**EXERCISE BRIEF**: Extract all lines that hold "true" from the records below.

**RECORDS FOR THIS TASK**:
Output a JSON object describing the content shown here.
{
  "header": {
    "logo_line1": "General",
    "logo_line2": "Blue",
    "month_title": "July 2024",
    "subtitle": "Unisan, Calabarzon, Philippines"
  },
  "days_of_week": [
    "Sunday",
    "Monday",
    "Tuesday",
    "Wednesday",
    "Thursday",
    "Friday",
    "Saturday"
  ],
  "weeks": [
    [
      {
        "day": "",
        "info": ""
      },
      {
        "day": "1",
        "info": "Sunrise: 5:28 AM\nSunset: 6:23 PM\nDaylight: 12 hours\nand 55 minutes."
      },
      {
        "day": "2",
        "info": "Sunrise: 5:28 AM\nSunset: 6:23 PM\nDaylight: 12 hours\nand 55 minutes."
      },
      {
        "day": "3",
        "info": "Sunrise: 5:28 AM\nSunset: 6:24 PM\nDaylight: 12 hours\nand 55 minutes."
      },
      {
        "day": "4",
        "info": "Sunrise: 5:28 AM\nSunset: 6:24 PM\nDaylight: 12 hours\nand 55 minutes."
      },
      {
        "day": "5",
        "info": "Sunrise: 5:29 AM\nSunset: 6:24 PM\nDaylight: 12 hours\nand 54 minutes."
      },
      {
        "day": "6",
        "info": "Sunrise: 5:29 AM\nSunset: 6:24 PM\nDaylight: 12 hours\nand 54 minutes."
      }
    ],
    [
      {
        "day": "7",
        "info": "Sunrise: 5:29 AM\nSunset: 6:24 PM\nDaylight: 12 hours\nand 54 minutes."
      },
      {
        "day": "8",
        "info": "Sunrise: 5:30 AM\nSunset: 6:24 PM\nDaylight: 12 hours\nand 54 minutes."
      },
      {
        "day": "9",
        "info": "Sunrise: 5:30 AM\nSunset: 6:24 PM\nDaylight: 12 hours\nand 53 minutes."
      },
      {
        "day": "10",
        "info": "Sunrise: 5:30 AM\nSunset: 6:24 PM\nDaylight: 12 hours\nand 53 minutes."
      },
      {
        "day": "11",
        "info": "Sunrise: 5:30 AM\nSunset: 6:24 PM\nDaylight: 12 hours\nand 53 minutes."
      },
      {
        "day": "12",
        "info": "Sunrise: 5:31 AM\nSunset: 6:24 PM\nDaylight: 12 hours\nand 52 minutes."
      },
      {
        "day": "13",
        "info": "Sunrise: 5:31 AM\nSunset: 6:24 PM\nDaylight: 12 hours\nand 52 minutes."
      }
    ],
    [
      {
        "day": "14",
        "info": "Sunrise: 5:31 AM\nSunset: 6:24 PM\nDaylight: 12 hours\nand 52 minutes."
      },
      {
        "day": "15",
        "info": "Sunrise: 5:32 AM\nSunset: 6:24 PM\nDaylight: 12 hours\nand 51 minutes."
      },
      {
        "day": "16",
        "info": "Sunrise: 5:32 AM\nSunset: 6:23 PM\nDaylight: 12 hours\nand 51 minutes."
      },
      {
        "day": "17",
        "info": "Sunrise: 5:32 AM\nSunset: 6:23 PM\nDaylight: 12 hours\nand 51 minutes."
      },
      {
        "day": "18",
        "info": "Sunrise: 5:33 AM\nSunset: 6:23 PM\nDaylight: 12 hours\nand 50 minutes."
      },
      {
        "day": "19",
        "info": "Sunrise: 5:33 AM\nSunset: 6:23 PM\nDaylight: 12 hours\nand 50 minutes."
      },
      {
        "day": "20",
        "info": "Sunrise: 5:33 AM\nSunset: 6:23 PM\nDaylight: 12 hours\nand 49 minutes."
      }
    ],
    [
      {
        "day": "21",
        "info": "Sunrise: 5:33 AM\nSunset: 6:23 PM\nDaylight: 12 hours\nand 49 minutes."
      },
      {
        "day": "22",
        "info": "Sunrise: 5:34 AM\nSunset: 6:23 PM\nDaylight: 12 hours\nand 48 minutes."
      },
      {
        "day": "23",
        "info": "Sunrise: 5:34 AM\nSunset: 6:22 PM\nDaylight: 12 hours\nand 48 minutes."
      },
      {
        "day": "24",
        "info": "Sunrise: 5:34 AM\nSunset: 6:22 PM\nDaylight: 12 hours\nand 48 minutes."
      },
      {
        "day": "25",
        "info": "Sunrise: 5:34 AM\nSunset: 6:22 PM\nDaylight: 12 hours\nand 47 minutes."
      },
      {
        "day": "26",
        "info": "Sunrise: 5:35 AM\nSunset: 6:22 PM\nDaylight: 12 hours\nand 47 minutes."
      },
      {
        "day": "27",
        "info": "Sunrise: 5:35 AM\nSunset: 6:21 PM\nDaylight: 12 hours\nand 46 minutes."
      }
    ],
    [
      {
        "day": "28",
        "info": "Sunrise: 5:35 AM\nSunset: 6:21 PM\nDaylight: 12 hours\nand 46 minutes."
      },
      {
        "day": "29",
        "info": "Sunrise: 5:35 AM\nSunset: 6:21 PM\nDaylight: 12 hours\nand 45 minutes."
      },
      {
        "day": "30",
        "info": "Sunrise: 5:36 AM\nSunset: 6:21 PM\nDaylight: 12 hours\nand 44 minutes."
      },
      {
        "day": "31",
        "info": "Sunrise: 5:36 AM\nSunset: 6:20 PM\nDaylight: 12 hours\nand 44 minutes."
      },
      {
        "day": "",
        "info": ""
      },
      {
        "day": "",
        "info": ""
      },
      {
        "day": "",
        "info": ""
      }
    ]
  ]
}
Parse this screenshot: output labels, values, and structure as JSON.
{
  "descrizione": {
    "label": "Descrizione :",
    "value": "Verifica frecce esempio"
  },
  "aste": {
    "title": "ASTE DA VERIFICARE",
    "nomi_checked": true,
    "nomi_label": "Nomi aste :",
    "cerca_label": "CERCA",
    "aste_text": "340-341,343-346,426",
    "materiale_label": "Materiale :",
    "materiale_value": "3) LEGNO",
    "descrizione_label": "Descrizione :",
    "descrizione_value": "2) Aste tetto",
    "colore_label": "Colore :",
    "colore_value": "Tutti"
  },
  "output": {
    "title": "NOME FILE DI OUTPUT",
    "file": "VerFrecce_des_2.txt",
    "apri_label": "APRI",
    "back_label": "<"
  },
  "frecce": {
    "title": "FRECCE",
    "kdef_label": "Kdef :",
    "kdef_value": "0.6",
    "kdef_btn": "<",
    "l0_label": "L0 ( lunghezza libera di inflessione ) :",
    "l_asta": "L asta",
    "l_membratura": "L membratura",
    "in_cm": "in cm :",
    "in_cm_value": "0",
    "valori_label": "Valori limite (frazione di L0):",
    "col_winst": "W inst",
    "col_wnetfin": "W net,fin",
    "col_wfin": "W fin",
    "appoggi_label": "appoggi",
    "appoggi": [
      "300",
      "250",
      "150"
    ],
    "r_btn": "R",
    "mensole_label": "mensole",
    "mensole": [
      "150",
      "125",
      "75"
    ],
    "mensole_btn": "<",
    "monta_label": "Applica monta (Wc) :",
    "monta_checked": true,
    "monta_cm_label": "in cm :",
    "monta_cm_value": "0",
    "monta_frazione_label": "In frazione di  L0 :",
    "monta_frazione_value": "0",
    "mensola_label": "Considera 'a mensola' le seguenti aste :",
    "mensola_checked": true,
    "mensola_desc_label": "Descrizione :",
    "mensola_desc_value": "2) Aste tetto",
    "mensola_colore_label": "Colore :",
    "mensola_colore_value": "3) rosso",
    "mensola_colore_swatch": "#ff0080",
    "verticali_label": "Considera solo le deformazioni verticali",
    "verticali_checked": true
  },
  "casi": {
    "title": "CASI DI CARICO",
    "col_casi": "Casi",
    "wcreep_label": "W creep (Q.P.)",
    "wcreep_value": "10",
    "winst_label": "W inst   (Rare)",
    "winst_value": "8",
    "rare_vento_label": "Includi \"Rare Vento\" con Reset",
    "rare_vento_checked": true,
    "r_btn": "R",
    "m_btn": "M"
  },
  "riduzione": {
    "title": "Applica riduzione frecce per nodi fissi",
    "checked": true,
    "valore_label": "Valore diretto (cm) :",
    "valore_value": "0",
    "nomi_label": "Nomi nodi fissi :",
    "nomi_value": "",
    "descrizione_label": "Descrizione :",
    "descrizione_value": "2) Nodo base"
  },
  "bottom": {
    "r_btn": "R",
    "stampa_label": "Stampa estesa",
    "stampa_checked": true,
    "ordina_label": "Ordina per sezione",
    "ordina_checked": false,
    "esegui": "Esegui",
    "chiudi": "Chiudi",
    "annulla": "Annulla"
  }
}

**RESPONSE**:
    "nomi_checked": true,
    "monta_checked": true,
    "mensola_checked": true,
    "verticali_checked": true
    "rare_vento_checked": true,
    "checked": true,
    "stampa_checked": true,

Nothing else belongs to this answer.